They agree that the elimination of chemical weapons in Syria should be considered an urgent matter to be implemented within the shortest possible time period.

The parties agree to set the following target dates:

A. Completion of initial OPCW on-site inspections by November.

B. Destruction of production and mixing/filling equipment by November.

C. Complete elimination of all chemical weapons material and equipment in the first half of 2014.

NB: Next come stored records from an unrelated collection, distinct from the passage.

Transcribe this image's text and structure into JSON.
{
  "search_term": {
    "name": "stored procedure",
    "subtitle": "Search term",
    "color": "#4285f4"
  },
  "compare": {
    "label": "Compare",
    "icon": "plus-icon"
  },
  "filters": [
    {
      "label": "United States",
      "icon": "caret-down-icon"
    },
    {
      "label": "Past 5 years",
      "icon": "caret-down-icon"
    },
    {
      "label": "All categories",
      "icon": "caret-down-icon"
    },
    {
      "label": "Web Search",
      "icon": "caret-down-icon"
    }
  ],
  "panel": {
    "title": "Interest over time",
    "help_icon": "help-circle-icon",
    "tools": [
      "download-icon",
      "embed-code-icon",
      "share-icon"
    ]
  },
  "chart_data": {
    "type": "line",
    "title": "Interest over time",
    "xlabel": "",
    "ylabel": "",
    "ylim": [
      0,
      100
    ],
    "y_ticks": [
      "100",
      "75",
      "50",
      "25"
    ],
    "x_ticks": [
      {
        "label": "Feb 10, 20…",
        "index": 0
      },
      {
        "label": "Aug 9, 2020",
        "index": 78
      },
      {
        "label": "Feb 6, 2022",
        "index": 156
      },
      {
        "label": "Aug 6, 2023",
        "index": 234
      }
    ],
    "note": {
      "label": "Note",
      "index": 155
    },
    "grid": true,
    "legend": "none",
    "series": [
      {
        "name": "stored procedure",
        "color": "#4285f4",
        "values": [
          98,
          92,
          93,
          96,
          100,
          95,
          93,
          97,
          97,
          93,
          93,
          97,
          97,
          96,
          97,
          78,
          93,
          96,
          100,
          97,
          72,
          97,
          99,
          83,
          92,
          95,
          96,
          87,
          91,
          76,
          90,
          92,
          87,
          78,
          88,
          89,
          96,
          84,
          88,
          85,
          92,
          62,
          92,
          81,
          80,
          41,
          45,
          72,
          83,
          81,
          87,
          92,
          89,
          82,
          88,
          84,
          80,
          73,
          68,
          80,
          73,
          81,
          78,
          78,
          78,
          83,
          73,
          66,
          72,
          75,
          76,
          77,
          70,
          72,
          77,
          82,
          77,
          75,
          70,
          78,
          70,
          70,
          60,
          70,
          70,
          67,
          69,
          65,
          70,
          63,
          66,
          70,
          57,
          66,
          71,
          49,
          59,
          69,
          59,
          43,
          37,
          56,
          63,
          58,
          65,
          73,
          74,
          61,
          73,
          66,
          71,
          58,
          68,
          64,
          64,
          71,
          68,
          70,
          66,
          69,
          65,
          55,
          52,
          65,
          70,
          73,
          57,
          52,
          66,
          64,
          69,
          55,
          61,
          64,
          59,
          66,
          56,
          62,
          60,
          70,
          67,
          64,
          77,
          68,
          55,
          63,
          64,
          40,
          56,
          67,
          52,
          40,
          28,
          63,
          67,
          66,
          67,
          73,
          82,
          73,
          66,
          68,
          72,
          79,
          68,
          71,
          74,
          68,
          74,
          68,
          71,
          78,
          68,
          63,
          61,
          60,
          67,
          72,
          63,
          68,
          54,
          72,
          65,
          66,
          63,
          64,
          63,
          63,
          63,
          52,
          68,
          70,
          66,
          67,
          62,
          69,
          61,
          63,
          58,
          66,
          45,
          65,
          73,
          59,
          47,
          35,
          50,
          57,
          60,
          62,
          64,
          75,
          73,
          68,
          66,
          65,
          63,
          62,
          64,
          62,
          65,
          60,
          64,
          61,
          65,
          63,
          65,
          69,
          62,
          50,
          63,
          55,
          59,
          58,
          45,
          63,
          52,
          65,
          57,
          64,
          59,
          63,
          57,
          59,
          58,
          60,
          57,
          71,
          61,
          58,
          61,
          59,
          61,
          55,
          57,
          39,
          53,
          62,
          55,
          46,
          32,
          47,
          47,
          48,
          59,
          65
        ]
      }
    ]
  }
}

The Russian Federation and the United States will work together closely, including with the OPCW, the UN and Syrian parties to arrange for the security of the monitoring and destruction mission, noting the primary responsibility of the Syrian government in this regard.